I have just finished gorging myself on this, a book that I bought half heartedly at first, thinking it would better suit a close friend of mine than me – I was going to give it to her as a present but then I thought ‘stuff it, I’ll read it first’ and I’m glad I did.
I am such a tree girl myself. So much so that last year my vision board (I do a board every year) had me declare my mantra to be ‘be strong, stand tall, you have deep roots and can weather any storm’. I am tree woman. I love living with them, find it easier to breathe when surrounded by them and feel most grounded in their presence.
Inga’s personal life story is entwined into the story of the forests and country that has, and continues to shape her.

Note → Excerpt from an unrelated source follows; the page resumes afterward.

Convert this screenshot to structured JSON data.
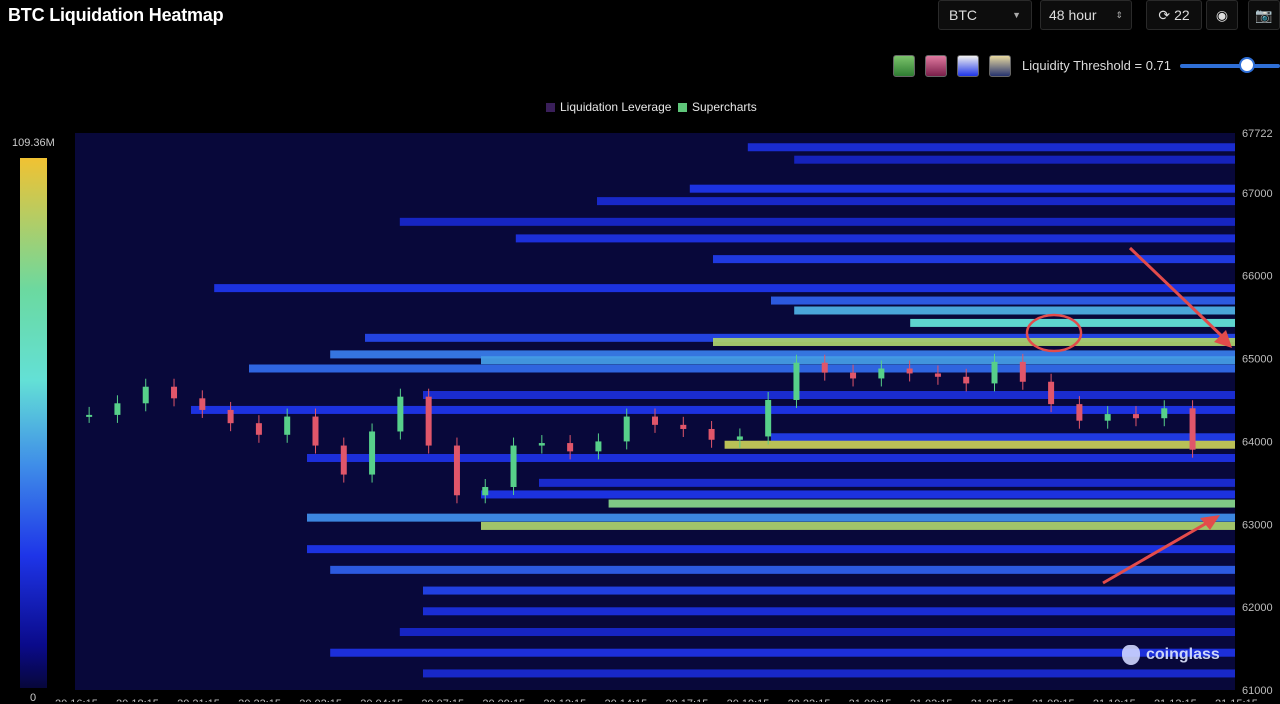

The personal stories are neat and as crisp as morning dew yet they touch deeply, leaving a real sense of a person you both know and don’t know in equal measure. Inga weaves in her childhood inspiration – a land of Tolkien, Dragons and bush camping giving the very real narrative a sense of other-worldliness as if she has stumbled across a porthole to another world when really it is just another way of seeing this world I guess.
Anyway, for a tree-loving, bush-walking, loner like me this book is just perfect and no, I’m not going to pass this copy onto my friend, I’m going to buy her a fresh one and keep this as a permanent reminder of the language and power of trees.